▸ PROBLEM TO SOLVE
Set down the entries below exactly as written.

Start of DATA FOR REVIEW

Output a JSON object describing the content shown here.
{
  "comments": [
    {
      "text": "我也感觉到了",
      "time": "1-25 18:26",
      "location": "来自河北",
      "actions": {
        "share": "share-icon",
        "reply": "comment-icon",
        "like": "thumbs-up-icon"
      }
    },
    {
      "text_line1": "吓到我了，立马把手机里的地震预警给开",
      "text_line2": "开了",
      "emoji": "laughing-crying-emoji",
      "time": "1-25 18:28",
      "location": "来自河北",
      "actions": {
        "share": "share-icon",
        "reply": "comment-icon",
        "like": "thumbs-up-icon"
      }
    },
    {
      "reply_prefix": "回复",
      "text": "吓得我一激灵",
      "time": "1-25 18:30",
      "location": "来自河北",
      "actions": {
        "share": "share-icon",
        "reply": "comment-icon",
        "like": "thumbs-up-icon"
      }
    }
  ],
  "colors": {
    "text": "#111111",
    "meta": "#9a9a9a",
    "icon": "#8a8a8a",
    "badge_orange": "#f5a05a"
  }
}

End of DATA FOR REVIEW

▸ YOUR SOLUTION
Output a JSON object describing the content shown here.
{
  "comments": [
    {
      "text": "我也感觉到了",
      "time": "1-25 18:26",
      "location": "来自河北",
      "actions": {
        "share": "share-icon",
        "reply": "comment-icon",
        "like": "thumbs-up-icon"
      }
    },
    {
      "text_line1": "吓到我了，立马把手机里的地震预警给开",
      "text_line2": "开了",
      "emoji": "laughing-crying-emoji",
      "time": "1-25 18:28",
      "location": "来自河北",
      "actions": {
        "share": "share-icon",
        "reply": "comment-icon",
        "like": "thumbs-up-icon"
      }
    },
    {
      "reply_prefix": "回复",
      "text": "吓得我一激灵",
      "time": "1-25 18:30",
      "location": "来自河北",
      "actions": {
        "share": "share-icon",
        "reply": "comment-icon",
        "like": "thumbs-up-icon"
      }
    }
  ],
  "colors": {
    "text": "#111111",
    "meta": "#9a9a9a",
    "icon": "#8a8a8a",
    "badge_orange": "#f5a05a"
  }
}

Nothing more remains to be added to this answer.